When Dale Dougherty of O'Reilly Media coined the term "Web 2.0," he probably didn't know he was stirring up a hornets' nest. He was trying to come up with a catchy name for an internet conference focused on the most effective ways to use the web. The term caught on, and some people began to use it beyond its original purpose. Ever since the phrase "Web 2.0" gained traction, people have debated its definition. More than a few internet experts question whether Web 2.0 even has a meaning at all.
Tim O'Reilly, founder and CEO of O'Reilly Media, took a stab at defining Web 2.0 more than a year after the first Web 2.0 Conference. He posted an explanation on his blog that spanned five pages of text and used a lot of marketing terms and jargon. Some people might find O'Reilly's explanation more confusing than helpful, but his main point was that Web 2.0 refers to people making connections with other people through the web, as they do on these websites:
- Social networking sites, like Myspace or Facebook
- Blogs and microblogs, like LiveJournal or Twitter
- Sites that allow users to contribute content, like wikis
- Sites that let users share content, like
But defining Web 2.0 was only half of the problem. The other half had to do with the use of "2.0." The number suggested that this was a new version of the World Wide Web. If Web 2.0 was real, what was Web 1.0? Were there still web pages on the internet that fell into the Web 1.0 classification? If you search the Web, you'll find no shortage of answers to these questions. Unfortunately, there's no agreement on the answers.
We can understand what Web 1.0 is only if we assume that there's a Web 2.0. In this article, we'll use O'Reilly's definition of Web 2.0 to figure out what Web 1.0 means.
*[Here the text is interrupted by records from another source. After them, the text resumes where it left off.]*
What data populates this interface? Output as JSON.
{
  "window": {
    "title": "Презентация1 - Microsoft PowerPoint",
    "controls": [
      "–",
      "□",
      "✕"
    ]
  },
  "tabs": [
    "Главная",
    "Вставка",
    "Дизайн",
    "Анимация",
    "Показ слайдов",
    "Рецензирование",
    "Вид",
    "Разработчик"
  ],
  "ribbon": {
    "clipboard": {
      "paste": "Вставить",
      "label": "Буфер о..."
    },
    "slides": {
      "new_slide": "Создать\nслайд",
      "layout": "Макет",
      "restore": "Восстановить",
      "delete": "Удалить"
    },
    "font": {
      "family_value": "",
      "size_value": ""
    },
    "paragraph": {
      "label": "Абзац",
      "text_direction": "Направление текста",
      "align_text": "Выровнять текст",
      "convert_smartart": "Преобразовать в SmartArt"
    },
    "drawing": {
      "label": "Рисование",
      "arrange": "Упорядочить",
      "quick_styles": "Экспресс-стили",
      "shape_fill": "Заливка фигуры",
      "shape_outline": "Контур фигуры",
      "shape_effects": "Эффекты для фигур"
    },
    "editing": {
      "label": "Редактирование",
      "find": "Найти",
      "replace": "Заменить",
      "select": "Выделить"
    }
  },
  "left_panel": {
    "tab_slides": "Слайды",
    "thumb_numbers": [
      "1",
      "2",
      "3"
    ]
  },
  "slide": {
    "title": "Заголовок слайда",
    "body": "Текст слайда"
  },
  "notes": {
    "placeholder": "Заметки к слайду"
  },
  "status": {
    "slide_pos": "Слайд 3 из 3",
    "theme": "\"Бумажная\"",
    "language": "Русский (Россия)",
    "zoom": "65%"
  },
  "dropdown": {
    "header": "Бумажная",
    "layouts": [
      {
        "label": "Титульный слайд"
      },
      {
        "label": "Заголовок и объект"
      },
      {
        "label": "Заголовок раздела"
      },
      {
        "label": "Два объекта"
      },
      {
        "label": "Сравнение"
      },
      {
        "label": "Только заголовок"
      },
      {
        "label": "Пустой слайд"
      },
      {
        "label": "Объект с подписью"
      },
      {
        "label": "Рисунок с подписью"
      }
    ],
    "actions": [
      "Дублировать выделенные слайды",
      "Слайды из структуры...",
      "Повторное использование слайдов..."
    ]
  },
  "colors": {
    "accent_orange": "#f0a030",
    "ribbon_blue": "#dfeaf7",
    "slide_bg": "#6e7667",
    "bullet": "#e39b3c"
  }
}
In the next section, we'll look at the definitive explanation for Web 1.0.